- [PROBLEM REQUIREMENTS]
Where a line below holds the string "icon", that line goes into the answer.

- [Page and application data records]
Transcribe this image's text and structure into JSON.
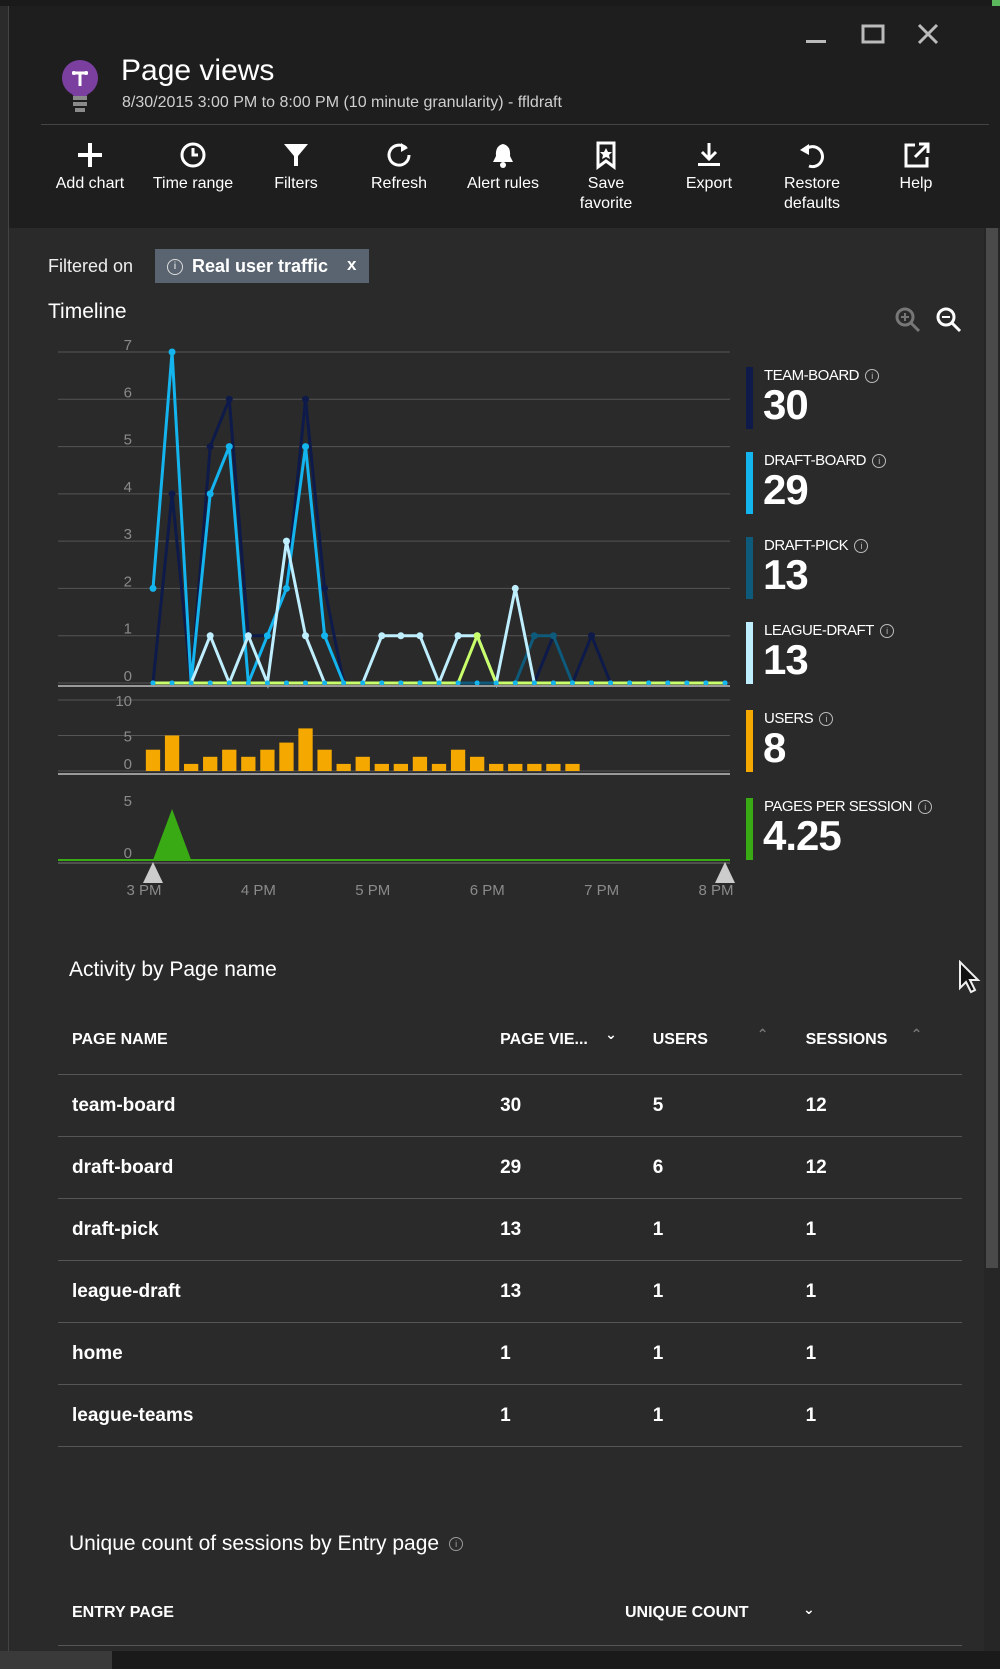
{
  "header": {
    "title": "Page views",
    "subtitle": "8/30/2015 3:00 PM to 8:00 PM (10 minute granularity) - ffldraft",
    "window_controls": [
      "minimize-icon",
      "maximize-icon",
      "close-icon"
    ]
  },
  "toolbar": {
    "add_chart": "Add chart",
    "time_range": "Time range",
    "filters": "Filters",
    "refresh": "Refresh",
    "alert_rules": "Alert rules",
    "save_favorite_1": "Save",
    "save_favorite_2": "favorite",
    "export": "Export",
    "restore_defaults_1": "Restore",
    "restore_defaults_2": "defaults",
    "help": "Help"
  },
  "filter": {
    "label": "Filtered on",
    "chip": "Real user traffic",
    "chip_close": "x"
  },
  "timeline": {
    "title": "Timeline"
  },
  "legend": [
    {
      "name": "TEAM-BOARD",
      "value": "30",
      "color": "#0d1a4a"
    },
    {
      "name": "DRAFT-BOARD",
      "value": "29",
      "color": "#14b4ee"
    },
    {
      "name": "DRAFT-PICK",
      "value": "13",
      "color": "#0e5a7a"
    },
    {
      "name": "LEAGUE-DRAFT",
      "value": "13",
      "color": "#bfefff"
    },
    {
      "name": "USERS",
      "value": "8",
      "color": "#f5a800"
    },
    {
      "name": "PAGES PER SESSION",
      "value": "4.25",
      "color": "#3aaa14"
    }
  ],
  "chart_data": [
    {
      "type": "line",
      "title": "Timeline",
      "ylim": [
        0,
        7
      ],
      "yticks": [
        "7",
        "6",
        "5",
        "4",
        "3",
        "2",
        "1",
        "0"
      ],
      "xticks": [
        "3 PM",
        "4 PM",
        "5 PM",
        "6 PM",
        "7 PM",
        "8 PM"
      ],
      "x": [
        "3:00",
        "3:10",
        "3:20",
        "3:30",
        "3:40",
        "3:50",
        "4:00",
        "4:10",
        "4:20",
        "4:30",
        "4:40",
        "4:50",
        "5:00",
        "5:10",
        "5:20",
        "5:30",
        "5:40",
        "5:50",
        "6:00",
        "6:10",
        "6:20",
        "6:30",
        "6:40",
        "6:50",
        "7:00",
        "7:10",
        "7:20",
        "7:30",
        "7:40",
        "7:50",
        "8:00"
      ],
      "series": [
        {
          "name": "TEAM-BOARD",
          "color": "#0d1a4a",
          "values": [
            0,
            4,
            0,
            5,
            6,
            1,
            1,
            2,
            6,
            2,
            0,
            0,
            0,
            0,
            0,
            0,
            0,
            0,
            0,
            0,
            0,
            1,
            0,
            1,
            0,
            0,
            0,
            0,
            0,
            0,
            0
          ]
        },
        {
          "name": "DRAFT-BOARD",
          "color": "#14b4ee",
          "values": [
            2,
            7,
            0,
            4,
            5,
            0,
            1,
            2,
            5,
            1,
            0,
            0,
            0,
            0,
            0,
            0,
            0,
            0,
            0,
            0,
            0,
            0,
            0,
            0,
            0,
            0,
            0,
            0,
            0,
            0,
            0
          ]
        },
        {
          "name": "DRAFT-PICK",
          "color": "#0e5a7a",
          "values": [
            0,
            0,
            0,
            0,
            0,
            0,
            0,
            0,
            0,
            0,
            0,
            0,
            0,
            0,
            0,
            0,
            0,
            0,
            0,
            0,
            1,
            1,
            0,
            0,
            0,
            0,
            0,
            0,
            0,
            0,
            0
          ]
        },
        {
          "name": "LEAGUE-DRAFT",
          "color": "#bfefff",
          "values": [
            0,
            0,
            0,
            1,
            0,
            1,
            0,
            3,
            1,
            0,
            0,
            0,
            1,
            1,
            1,
            0,
            1,
            1,
            0,
            2,
            0,
            0,
            0,
            0,
            0,
            0,
            0,
            0,
            0,
            0,
            0
          ]
        },
        {
          "name": "",
          "color": "#c8ff6a",
          "values": [
            0,
            0,
            0,
            0,
            0,
            0,
            0,
            0,
            0,
            0,
            0,
            0,
            0,
            0,
            0,
            0,
            0,
            1,
            0,
            0,
            0,
            0,
            0,
            0,
            0,
            0,
            0,
            0,
            0,
            0,
            0
          ]
        }
      ]
    },
    {
      "type": "bar",
      "title": "USERS",
      "ylim": [
        0,
        10
      ],
      "yticks": [
        "10",
        "5",
        "0"
      ],
      "x": [
        "3:00",
        "3:10",
        "3:20",
        "3:30",
        "3:40",
        "3:50",
        "4:00",
        "4:10",
        "4:20",
        "4:30",
        "4:40",
        "4:50",
        "5:00",
        "5:10",
        "5:20",
        "5:30",
        "5:40",
        "5:50",
        "6:00",
        "6:10",
        "6:20",
        "6:30",
        "6:40",
        "6:50",
        "7:00",
        "7:10",
        "7:20",
        "7:30",
        "7:40",
        "7:50",
        "8:00"
      ],
      "series": [
        {
          "name": "USERS",
          "color": "#f5a800",
          "values": [
            3,
            5,
            1,
            2,
            3,
            2,
            3,
            4,
            6,
            3,
            1,
            2,
            1,
            1,
            2,
            1,
            3,
            2,
            1,
            1,
            1,
            1,
            1,
            0,
            0,
            0,
            0,
            0,
            0,
            0,
            0
          ]
        }
      ]
    },
    {
      "type": "area",
      "title": "PAGES PER SESSION",
      "ylim": [
        0,
        5
      ],
      "yticks": [
        "5",
        "0"
      ],
      "x": [
        "3:00",
        "3:10",
        "3:20",
        "3:30",
        "3:40",
        "3:50",
        "4:00",
        "4:10",
        "4:20",
        "4:30",
        "4:40",
        "4:50",
        "5:00",
        "5:10",
        "5:20",
        "5:30",
        "5:40",
        "5:50",
        "6:00",
        "6:10",
        "6:20",
        "6:30",
        "6:40",
        "6:50",
        "7:00",
        "7:10",
        "7:20",
        "7:30",
        "7:40",
        "7:50",
        "8:00"
      ],
      "series": [
        {
          "name": "PAGES PER SESSION",
          "color": "#3aaa14",
          "values": [
            0,
            4.25,
            0,
            0,
            0,
            0,
            0,
            0,
            0,
            0,
            0,
            0,
            0,
            0,
            0,
            0,
            0,
            0,
            0,
            0,
            0,
            0,
            0,
            0,
            0,
            0,
            0,
            0,
            0,
            0,
            0
          ]
        }
      ]
    }
  ],
  "activity": {
    "title": "Activity by Page name",
    "columns": [
      "PAGE NAME",
      "PAGE VIE...",
      "USERS",
      "SESSIONS"
    ],
    "rows": [
      [
        "team-board",
        "30",
        "5",
        "12"
      ],
      [
        "draft-board",
        "29",
        "6",
        "12"
      ],
      [
        "draft-pick",
        "13",
        "1",
        "1"
      ],
      [
        "league-draft",
        "13",
        "1",
        "1"
      ],
      [
        "home",
        "1",
        "1",
        "1"
      ],
      [
        "league-teams",
        "1",
        "1",
        "1"
      ]
    ]
  },
  "entry": {
    "title": "Unique count of sessions by Entry page",
    "columns": [
      "ENTRY PAGE",
      "UNIQUE COUNT"
    ]
  }
}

- [TASK SOLUTION]
      "minimize-icon",
      "maximize-icon",
      "close-icon"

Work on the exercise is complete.